| Problem statement |
Copy out each line of the material that includes the word "prproj".

| Entries shown |
=== Section Start ===
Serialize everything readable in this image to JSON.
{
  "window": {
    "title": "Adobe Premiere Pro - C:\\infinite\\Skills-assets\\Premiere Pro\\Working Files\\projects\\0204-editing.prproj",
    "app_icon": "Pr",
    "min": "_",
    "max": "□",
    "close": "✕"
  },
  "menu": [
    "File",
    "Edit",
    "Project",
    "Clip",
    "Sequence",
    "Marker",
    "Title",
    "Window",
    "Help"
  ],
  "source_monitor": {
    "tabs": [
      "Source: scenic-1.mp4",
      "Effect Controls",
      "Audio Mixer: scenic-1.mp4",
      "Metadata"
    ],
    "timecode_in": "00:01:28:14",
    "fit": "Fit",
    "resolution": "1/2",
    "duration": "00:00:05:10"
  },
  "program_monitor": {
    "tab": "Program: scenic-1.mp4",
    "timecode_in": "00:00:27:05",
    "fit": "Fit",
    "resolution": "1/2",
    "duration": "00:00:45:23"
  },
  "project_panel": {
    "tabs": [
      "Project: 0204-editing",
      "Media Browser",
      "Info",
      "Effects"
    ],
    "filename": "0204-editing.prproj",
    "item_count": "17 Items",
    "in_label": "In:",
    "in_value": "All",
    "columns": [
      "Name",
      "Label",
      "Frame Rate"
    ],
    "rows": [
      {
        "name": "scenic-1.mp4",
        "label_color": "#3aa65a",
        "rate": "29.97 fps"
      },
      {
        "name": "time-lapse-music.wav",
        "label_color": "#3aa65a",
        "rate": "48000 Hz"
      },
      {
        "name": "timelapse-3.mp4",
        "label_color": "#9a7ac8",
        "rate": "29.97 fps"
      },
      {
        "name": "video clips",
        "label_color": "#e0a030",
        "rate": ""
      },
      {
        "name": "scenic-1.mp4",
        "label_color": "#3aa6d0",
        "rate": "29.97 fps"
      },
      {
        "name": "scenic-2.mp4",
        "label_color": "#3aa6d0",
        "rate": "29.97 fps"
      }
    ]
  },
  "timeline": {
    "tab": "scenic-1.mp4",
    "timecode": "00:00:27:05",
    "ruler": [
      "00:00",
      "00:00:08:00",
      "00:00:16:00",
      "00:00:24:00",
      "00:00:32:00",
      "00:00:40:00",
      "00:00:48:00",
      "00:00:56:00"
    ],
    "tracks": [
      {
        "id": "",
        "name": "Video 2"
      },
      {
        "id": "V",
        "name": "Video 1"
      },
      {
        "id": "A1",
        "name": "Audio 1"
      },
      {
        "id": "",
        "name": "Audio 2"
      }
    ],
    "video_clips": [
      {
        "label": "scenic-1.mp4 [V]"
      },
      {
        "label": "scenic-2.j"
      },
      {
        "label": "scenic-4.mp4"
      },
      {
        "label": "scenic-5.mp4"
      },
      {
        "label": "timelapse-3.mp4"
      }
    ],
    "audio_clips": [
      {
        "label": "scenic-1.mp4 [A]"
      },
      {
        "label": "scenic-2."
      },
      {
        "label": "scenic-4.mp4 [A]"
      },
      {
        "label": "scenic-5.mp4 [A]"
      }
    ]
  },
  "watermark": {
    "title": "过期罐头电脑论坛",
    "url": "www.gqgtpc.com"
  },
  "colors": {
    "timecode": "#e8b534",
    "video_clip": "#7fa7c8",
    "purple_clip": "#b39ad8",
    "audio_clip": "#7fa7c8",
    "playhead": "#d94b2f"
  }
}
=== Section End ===
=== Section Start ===
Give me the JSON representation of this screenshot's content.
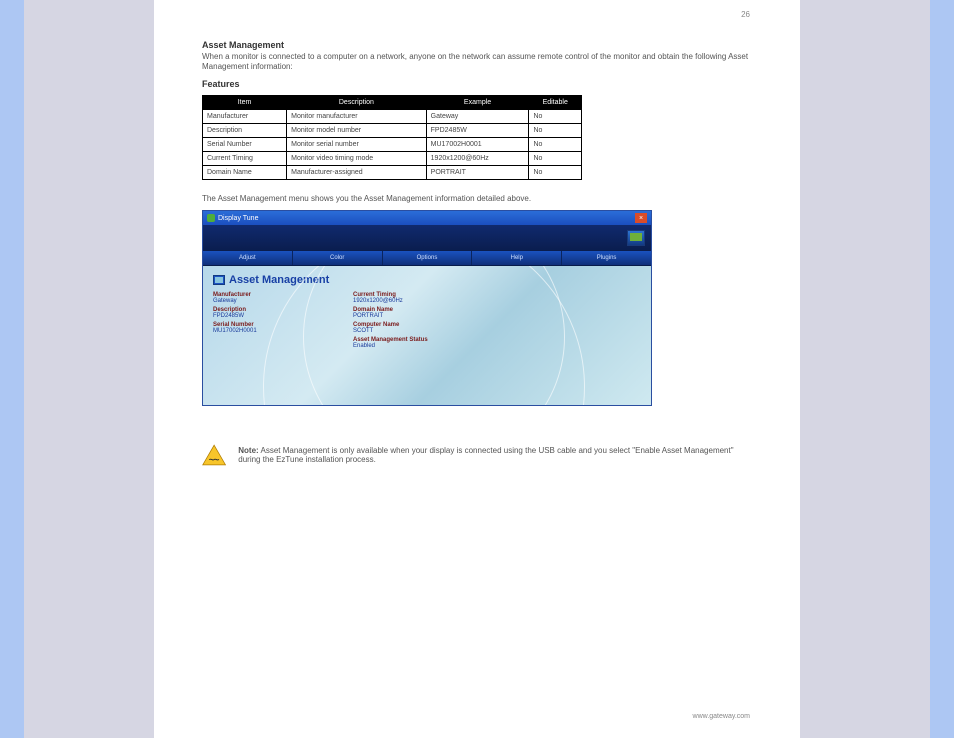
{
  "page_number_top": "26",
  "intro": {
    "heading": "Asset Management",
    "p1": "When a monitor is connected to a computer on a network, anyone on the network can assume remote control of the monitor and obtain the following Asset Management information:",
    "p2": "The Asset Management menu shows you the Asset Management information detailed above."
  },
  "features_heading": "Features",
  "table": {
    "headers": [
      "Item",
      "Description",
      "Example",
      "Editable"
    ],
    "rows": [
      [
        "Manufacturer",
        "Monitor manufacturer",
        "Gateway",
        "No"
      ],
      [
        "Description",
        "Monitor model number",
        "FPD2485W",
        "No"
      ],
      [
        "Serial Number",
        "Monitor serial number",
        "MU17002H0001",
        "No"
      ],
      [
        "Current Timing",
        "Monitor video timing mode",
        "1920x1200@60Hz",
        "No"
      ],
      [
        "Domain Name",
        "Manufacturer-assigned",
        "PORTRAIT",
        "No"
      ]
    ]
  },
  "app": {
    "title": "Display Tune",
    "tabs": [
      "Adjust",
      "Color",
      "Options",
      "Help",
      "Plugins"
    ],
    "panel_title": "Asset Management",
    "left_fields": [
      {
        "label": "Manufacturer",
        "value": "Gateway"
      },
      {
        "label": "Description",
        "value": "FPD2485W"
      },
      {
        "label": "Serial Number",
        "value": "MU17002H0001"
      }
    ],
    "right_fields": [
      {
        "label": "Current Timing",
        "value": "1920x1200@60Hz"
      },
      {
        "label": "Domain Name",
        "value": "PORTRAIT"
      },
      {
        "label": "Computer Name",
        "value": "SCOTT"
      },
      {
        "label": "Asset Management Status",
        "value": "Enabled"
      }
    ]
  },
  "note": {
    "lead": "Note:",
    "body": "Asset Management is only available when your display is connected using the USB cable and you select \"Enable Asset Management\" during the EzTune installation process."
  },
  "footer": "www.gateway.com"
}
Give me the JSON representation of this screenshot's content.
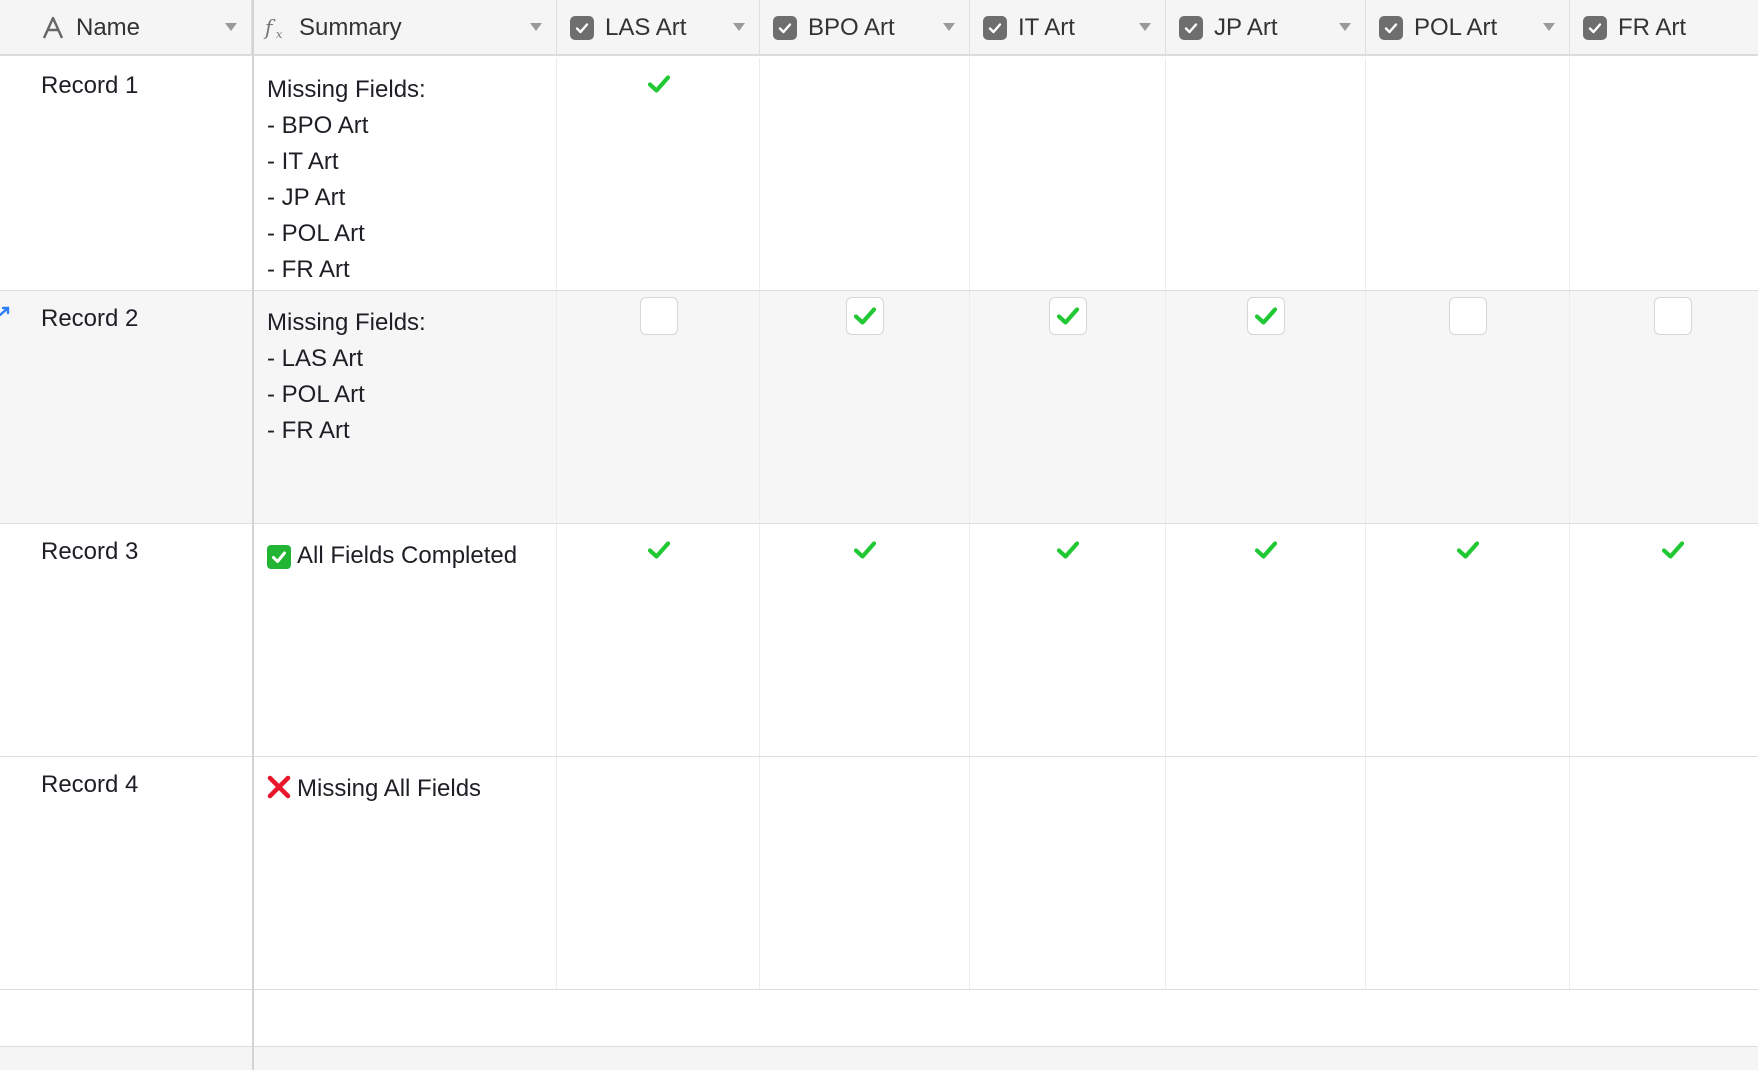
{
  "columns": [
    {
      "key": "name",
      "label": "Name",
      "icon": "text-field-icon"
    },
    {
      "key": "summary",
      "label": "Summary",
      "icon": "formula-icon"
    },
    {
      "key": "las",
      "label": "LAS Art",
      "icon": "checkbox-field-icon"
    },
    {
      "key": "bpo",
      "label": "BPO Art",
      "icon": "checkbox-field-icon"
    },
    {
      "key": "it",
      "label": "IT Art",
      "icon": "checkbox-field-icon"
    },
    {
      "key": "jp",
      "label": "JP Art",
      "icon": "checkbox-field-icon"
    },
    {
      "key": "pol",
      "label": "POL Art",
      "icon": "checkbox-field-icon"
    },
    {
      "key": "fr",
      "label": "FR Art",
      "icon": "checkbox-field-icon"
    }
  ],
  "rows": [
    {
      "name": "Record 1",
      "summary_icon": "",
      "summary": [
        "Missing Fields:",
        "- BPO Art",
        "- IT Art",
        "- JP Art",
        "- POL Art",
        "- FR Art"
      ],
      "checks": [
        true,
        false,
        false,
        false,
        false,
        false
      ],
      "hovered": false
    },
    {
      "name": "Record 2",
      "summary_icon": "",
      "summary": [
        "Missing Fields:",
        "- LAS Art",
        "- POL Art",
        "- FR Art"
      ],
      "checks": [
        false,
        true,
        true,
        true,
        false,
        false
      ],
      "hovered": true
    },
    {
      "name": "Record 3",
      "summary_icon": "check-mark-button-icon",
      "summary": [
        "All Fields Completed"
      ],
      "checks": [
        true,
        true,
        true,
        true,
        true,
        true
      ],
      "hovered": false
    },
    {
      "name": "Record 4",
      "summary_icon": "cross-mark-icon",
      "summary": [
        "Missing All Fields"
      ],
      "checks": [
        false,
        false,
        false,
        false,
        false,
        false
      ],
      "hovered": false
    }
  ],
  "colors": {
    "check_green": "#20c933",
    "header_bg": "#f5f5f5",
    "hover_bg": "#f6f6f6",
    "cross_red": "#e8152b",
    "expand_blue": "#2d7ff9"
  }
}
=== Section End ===
| Result below |
    "title": "Adobe Premiere Pro - C:\\infinite\\Skills-assets\\Premiere Pro\\Working Files\\projects\\0204-editing.prproj",
    "filename": "0204-editing.prproj",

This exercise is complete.